■ Data extracts
=== Section Start ===
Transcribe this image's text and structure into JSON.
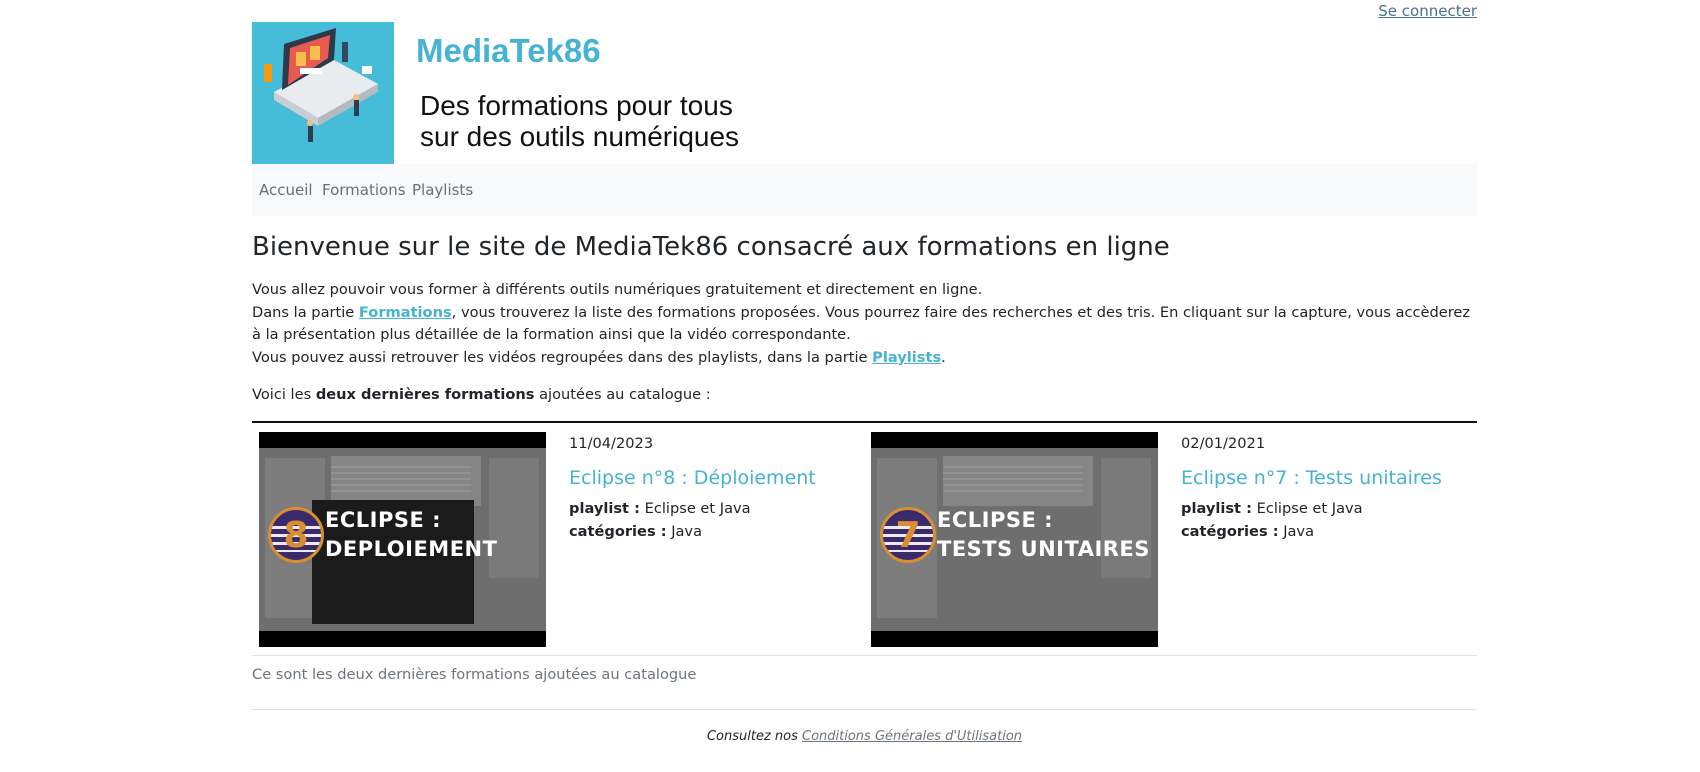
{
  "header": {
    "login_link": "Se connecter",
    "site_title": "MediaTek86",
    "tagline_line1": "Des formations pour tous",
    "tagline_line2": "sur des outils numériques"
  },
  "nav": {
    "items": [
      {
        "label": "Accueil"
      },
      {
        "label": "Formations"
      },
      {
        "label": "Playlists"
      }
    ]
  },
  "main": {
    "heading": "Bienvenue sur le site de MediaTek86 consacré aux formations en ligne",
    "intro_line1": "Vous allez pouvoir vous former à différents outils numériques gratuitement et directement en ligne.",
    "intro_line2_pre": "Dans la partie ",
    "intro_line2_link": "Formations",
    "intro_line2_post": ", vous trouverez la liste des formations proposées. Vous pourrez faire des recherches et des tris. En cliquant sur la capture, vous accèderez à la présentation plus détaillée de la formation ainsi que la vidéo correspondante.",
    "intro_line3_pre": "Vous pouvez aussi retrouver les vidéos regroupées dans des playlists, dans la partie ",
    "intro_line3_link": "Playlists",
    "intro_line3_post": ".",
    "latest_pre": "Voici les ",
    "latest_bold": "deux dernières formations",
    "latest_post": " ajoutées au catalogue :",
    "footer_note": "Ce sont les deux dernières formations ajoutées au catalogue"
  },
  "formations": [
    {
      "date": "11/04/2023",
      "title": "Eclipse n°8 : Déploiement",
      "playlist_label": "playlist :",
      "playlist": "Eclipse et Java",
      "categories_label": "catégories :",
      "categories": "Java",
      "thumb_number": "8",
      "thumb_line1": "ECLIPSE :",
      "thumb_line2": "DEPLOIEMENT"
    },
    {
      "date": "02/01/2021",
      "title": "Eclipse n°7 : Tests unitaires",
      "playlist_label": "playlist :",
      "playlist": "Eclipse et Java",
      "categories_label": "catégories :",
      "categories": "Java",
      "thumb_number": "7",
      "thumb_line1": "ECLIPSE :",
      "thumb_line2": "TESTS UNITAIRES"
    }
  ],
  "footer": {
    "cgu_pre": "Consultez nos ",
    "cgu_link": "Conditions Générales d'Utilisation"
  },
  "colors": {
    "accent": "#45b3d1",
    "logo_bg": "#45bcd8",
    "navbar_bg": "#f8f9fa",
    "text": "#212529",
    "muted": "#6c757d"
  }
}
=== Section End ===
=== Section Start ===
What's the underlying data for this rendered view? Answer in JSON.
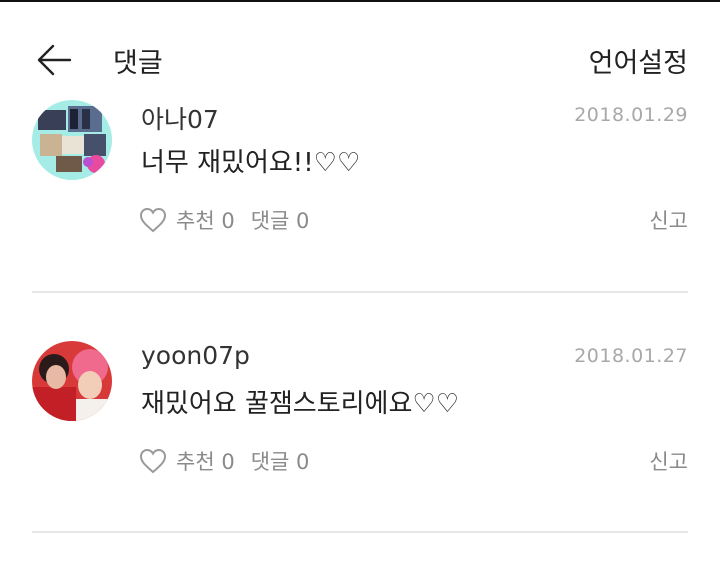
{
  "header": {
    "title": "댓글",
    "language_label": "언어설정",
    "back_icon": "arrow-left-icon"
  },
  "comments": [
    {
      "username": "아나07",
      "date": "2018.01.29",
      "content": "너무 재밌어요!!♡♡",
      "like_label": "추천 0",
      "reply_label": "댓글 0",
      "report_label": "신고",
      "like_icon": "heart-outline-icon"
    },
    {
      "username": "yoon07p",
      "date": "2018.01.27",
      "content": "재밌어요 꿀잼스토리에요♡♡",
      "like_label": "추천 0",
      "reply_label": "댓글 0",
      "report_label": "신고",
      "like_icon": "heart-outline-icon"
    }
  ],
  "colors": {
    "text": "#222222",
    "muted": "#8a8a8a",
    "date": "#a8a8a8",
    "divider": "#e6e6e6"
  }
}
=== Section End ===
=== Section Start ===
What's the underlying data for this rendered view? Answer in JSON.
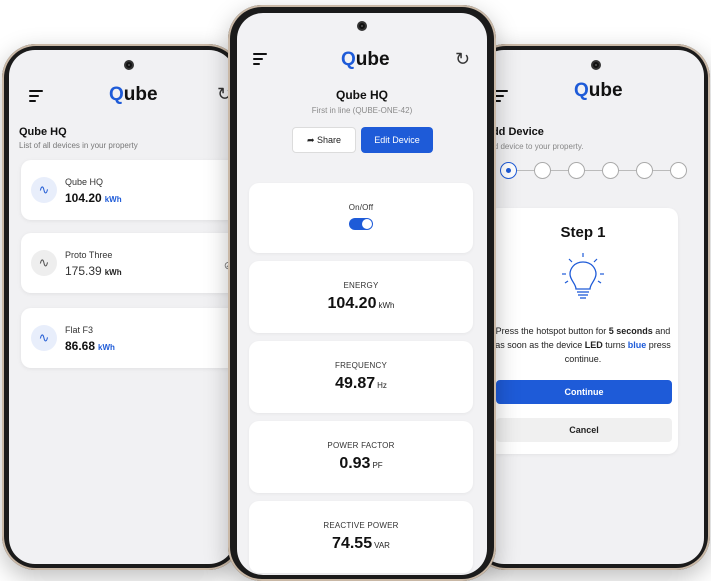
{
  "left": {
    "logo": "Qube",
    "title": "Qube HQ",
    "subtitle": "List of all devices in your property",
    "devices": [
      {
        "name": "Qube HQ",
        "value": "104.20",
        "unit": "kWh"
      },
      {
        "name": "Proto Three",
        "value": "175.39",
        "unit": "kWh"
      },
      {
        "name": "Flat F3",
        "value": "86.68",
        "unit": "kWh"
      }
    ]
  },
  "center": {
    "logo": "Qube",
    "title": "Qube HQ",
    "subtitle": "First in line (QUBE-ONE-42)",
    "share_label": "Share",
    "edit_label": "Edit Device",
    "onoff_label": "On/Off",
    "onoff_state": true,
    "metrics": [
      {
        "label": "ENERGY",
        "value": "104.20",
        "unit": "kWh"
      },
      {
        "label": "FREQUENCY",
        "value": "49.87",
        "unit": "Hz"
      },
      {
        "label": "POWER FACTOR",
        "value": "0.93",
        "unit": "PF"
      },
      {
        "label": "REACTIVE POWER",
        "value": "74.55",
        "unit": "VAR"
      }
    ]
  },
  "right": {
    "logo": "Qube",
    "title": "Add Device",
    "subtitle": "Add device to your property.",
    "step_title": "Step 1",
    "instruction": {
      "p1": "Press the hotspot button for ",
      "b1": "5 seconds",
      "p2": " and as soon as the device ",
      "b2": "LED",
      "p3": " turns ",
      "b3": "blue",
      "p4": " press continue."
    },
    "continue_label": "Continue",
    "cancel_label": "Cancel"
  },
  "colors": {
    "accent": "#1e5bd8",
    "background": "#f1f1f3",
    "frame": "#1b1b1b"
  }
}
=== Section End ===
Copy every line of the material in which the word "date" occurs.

■ Expected answer
      "date": "11/04/2023",
      "date": "02/01/2021",
      "date": "2018.01.29",
      "date": "2018.01.27",
    "date": "#a8a8a8",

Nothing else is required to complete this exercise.